With a blockchain, instead of finding and changing the data, the system continuously adds new layers whilst the past records remain unchanged. This has improved speed, security, transparency and record keeping whilst simultaneously slashing costs.
Crucially, the bitcoin ecosystem is operated by the ‘invisible hand’. There are no employees or maintenance staff behind it. Ask a bank how many people sit in their IT department and the answer will be in the tens of thousands. Bitcoin has survived for nearly seven years with no employees whatsoever, just an open-source community of coders who implement periodic improvements.

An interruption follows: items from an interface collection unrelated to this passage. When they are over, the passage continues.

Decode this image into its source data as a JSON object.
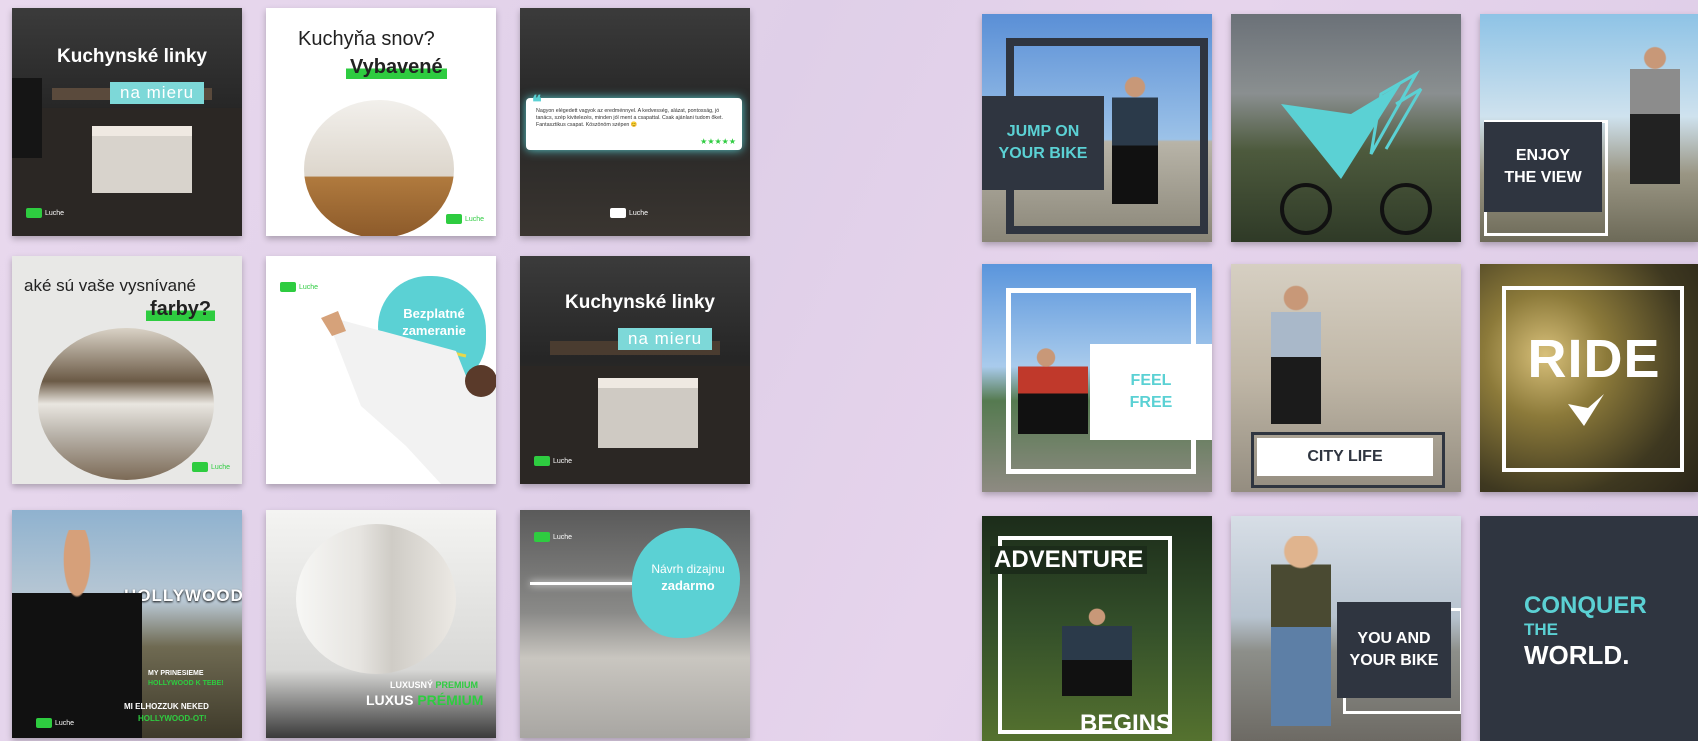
{
  "left_grid": {
    "t1": {
      "title": "Kuchynské linky",
      "pill": "na mieru",
      "logo": "Luche"
    },
    "t2": {
      "line1": "Kuchyňa snov?",
      "line2": "Vybavené",
      "logo": "Luche"
    },
    "t3": {
      "review": "Nagyon elégedett vagyok az eredménnyel. A kedvesség, alázat, pontosság, jó tanács, szép kivitelezés, minden jól ment a csapattal. Csak ajánlani tudom őket. Fantasztikus csapat. Köszönöm szépen 😊",
      "logo": "Luche"
    },
    "t4": {
      "line1": "aké sú vaše vysnívané",
      "line2": "farby?",
      "logo": "Luche"
    },
    "t5": {
      "blob": "Bezplatné zameranie",
      "logo": "Luche"
    },
    "t6": {
      "title": "Kuchynské linky",
      "pill": "na mieru",
      "logo": "Luche"
    },
    "t7": {
      "sign": "HOLLYWOOD",
      "l1": "MY PRINESIEME",
      "l2": "HOLLYWOOD K TEBE!",
      "l3": "MI ELHOZZUK NEKED",
      "l4": "HOLLYWOOD-OT!",
      "logo": "Luche"
    },
    "t8": {
      "l1": "LUXUSNÝ",
      "l1b": "PREMIUM",
      "l2": "LUXUS",
      "l2b": "PRÉMIUM"
    },
    "t9": {
      "blob1": "Návrh dizajnu",
      "blob2": "zadarmo",
      "logo": "Luche"
    }
  },
  "right_grid": {
    "b1": "JUMP ON YOUR BIKE",
    "b3": "ENJOY THE VIEW",
    "b4": "FEEL FREE",
    "b5": "CITY LIFE",
    "b6": "RIDE",
    "b7a": "ADVENTURE",
    "b7b": "BEGINS",
    "b8": "YOU AND YOUR BIKE",
    "b9a": "CONQUER",
    "b9b": "THE",
    "b9c": "WORLD."
  },
  "colors": {
    "teal": "#5bd1d4",
    "green": "#2ecc40",
    "navy": "#2f3540"
  }
}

Crucially, the bitcoin network is ‘decentralised’. A bank may backup its database several times, but for bitcoin, there are 5,625 copies (at the last count), known as ‘nodes’. In order to shut down bitcoin, you would need to destroy every single one. That would mean a coordinated effort from 90 different countries including Zimbabwe, Russia and Iran. Good luck with that; the bitcoin network is here to stay.
What can you do with bitcoin? You can spend it in a growing list of places although, I readily admit, it is far from mainstream. As I said on my recent podcast, I managed to buy a glass of wine in Chamonix and a cup of coffee in Shoreditch, but little else.
That has hardly changed the face of money, but entrepreneurs have created credit cards that transact using bitcoin. That means it is potentially acceptable whenever you see the Visa or Mastercard symbol.
Wall Street has seen this blockchain technology and has taken it into the fold. The banks that intend to survive know that if they don’t take the lead, they’ll die. Those that fail to take an interest will get left behind and so there’s much at stake.
The recent surge in price from $160 in August to $500 was an explosive move. The FT has attributed this to a Russian pyramid scheme called MMM, that has taken off in China. I’m sure this explains much of the recent exuberance, but underlying that, is a self-sustaining network that enjoys underlying growth.
Speculative flurries will come and go, but what I am interested in is the trend. If the real usage of bitcoin grows, the price can only rise. We should think of bitcoin like a technology stock where the value is directly related to the size of the network.
This bitcoin and blockchain series will last for five days. Next, I’ll discuss why Wall Street is so excited about the prospects for blockchain technology.
In London, United Kingdom